Thank you to the girl from my “Econ 26” class who came up to me one night when I was crying in a corner at a party, missing my ex. You’ll never know how much that meant, not being alone in that moment when the floorboards felt flimsy.

Thank you to all these people, and the countless more whom I’ll find a better way to repay than with this little article.

These thank yous aren’t intended as a self-call about how many friends I’ve made over the last four years. They are intended to draw attention to the positive power women create by prioritizing camaraderie above petty drama, jealousy or exclusivity. As women, we’re often pitted against each other with the mentality that we can only rise up by pushing one another down. But the strongest way to reach the top is by building each other up as we go. Female interactions should be mutualistic, not parasitic.

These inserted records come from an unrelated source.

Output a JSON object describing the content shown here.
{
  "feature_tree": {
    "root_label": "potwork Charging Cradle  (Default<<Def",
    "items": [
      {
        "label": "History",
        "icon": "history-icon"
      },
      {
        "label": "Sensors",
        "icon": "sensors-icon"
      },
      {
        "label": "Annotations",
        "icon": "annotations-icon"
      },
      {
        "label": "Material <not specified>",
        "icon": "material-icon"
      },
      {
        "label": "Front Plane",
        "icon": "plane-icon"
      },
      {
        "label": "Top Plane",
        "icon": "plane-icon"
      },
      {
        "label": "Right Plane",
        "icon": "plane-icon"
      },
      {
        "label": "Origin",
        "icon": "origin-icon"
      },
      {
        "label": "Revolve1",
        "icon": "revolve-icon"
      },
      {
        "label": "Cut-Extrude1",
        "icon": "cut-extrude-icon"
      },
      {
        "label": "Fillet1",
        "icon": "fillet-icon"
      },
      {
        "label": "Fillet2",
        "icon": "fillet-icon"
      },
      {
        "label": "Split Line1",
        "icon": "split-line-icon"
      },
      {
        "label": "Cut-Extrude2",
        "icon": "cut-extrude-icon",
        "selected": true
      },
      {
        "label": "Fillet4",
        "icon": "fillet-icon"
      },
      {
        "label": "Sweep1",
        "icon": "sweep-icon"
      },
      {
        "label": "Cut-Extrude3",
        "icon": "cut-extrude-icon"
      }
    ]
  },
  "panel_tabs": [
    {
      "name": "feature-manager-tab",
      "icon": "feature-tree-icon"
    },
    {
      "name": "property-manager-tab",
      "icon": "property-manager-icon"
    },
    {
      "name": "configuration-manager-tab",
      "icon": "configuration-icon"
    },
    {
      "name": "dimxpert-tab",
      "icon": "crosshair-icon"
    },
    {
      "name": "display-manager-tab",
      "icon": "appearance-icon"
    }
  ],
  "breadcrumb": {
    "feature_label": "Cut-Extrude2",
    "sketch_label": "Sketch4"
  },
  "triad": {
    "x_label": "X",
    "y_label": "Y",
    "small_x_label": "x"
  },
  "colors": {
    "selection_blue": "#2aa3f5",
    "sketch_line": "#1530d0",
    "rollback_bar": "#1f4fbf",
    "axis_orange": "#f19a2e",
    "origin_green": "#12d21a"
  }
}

It isn’t all slick, Taylor Swift-esque squad goals. My friends and I don’t walk the red carpet, and we don’t smile all the time. Our friendship is gritty, and that’s the part for which I’m most thankful.

I feel safe exposing the shadows and the splotches of my soul. My friends won’t break up with me. They won’t turn away. They’ll stand closer.

Female friendships don’t solve everything. I still get sad sometimes, I still get annoyed with people, and I still doubt myself. I still get lonely, and I still cry. But now I have a cohort of people who sense when I’m off and won’t let me off the hook if I lie and say, “I’m fine.” They pull me up with a collection of outstretched hands.

That kind of a role is something that a significant other, no matter how great they are, can’t fill because it’s a role too large for any single person. To live a healthy, balanced life, we need supportive relationships that extend beyond romance.

Maybe down the road I’ll find a guy who makes me want to share my girl time with him, but for now I’m having too much fun making memories, mistakes and margaritas with the people who push me to be better, while at the same time embracing me for exactly the flawed human that I am.

We won’t all be living within a five-minute walk of each other next year. We’ll be scattered across the country, and our friendships will take work to maintain. However, we’re not about to be Ivy League graduates for nothing. We can do it, like we’ve done so much these last four years: determinedly, and together.

So now, before putting on our caps and gown and getting choked up on our “See ya soons,” let’s pop the cork on one more bottle of Andre and pass it around the boundless circle.

I could ramble on with a long toast about what we should be celebrating, something about how our bond is the biggest accomplishment that we’re taking out of Dartmouth, greater than any G.P.A. or job offer. Or maybe a feel-good speech about how many more adventures await us just around the river bend.

Instead, I’ll keep it short, only two words swollen with sincerity: “Thank you.”